Because law enforcement takes any violation of drug laws extremely seriously there is no such thing as a “minor” drug charge in New Jersey or Pennsylvania. If you are found by police in possession of even a single marijuana joint or evidence of drug paraphernalia in your vehicle, you may be arrested and charged with very serious drug possession offenses. These are offenses that can carry some very strict penalties.  Moreover, in drug cases prosecutors will often seek maximum punishments.  A conviction could lead to significant prison time, stiff fines as well as a permanent criminal record that be very damaging to your life going forward.

The esteemed law firm of Kamensky Cohen & Riechelson has a proven track record of success and more than 40 years of experience handling drug crime cases in New Jersey and Pennsylvania. Our lawyers have successfully defended numerous clients against charges of drug possession and drug distribution throughout Mercer County, including Lawrence, Princeton, and East Windsor. Our legal team is comprised of skilled negotiators and tenacious attorneys who know how to win for you in the courtroom. Contact us online or by phone in New Jersey at (609) 528-2596  or in Pennsylvania at (215) 337-4915

Common Drug Offenses Mercer County Drug Offense Attorneys

Being arrested for drug possession or drug distribution in New Jersey is serious. Seeking representation from an experienced lawyer as soon as possible should be your first step. Do not give any statements to the police without first securing qualified legal counsel. Kamensky Cohen & Riechelson handles drug crime cases in New Jersey courtrooms regularly. Some of the most common drug charges that we have successfully defended clients against include:

Trenton Drug Offense Attorney Discusses Drug Charges and Penalties

Drug penalties have increased dramatically throughout the years, what used to be minor offenses are major offenses and it’s really important that we get ahead of that game do our investigation before the police have nailed down every witness and done every bit of their investigation.

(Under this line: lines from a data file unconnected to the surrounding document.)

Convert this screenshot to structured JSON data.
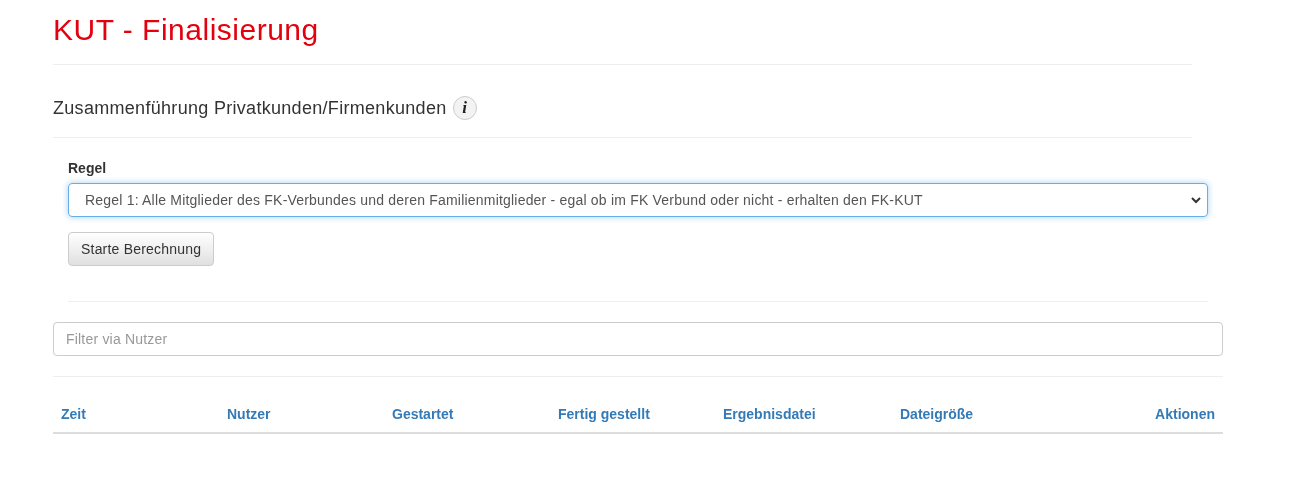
{
  "title": "KUT - Finalisierung",
  "section": {
    "title": "Zusammenführung Privatkunden/Firmenkunden",
    "info_icon": "i"
  },
  "rule_select": {
    "label": "Regel",
    "value": "Regel 1: Alle Mitglieder des FK-Verbundes und deren Familienmitglieder - egal ob im FK Verbund oder nicht - erhalten den FK-KUT"
  },
  "start_button": "Starte Berechnung",
  "filter": {
    "placeholder": "Filter via Nutzer"
  },
  "table": {
    "columns": [
      "Zeit",
      "Nutzer",
      "Gestartet",
      "Fertig gestellt",
      "Ergebnisdatei",
      "Dateigröße",
      "Aktionen"
    ]
  }
}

It’s my job to get to work and build a real case that defends you, we need to get the witnesses on our side, what we need to do is show the prosecution that we’ve got a strong case, because our strong case makes their case a weak case that’s when we bring them to their knees instead of them bringing you to your knees.

When you call us, we’ll get to work for you. It’s a wide range of drug problems it’s a wide range of drug prosecutions they all take a little bit different approach we know the approach, know the prosecutors and we know what to do to get you the best outcome possible.

Contact Our Mercer County and Bucks County Criminal Defense Attorneys Today

Since 1972, we have defended clients in Trenton, Princeton, Lawrence, Hamilton, New Brunswick and all over Mercer County NJ as well as Bensalem, Northeast Philadelphia, Levittown, Feasterville, Millbrook, Penndel and all over Bucks County PA, from all types of drug related charges.

Kamensky Cohen & Riechelson is a highly experienced firm skilled at getting results for our clients. Our legal team is made up of skilled negotiators and tenacious attorneys who know how to win for you in the courtroom. Our team of lawyers includes a certified trial attorney who has been selected for inclusion in the prestigious NJ “Super Lawyers,” meaning they are in the top five percent of all New Jersey lawyers. We are led by Jerrold Kamensky, and our accomplished and top notch team of attorneys are second to none and have a proven record of success defending our clients against criminal prosecution. Contact us online or by phone in New Jersey at (609) 528-2596  or in Pennsylvania at (215) 337-4915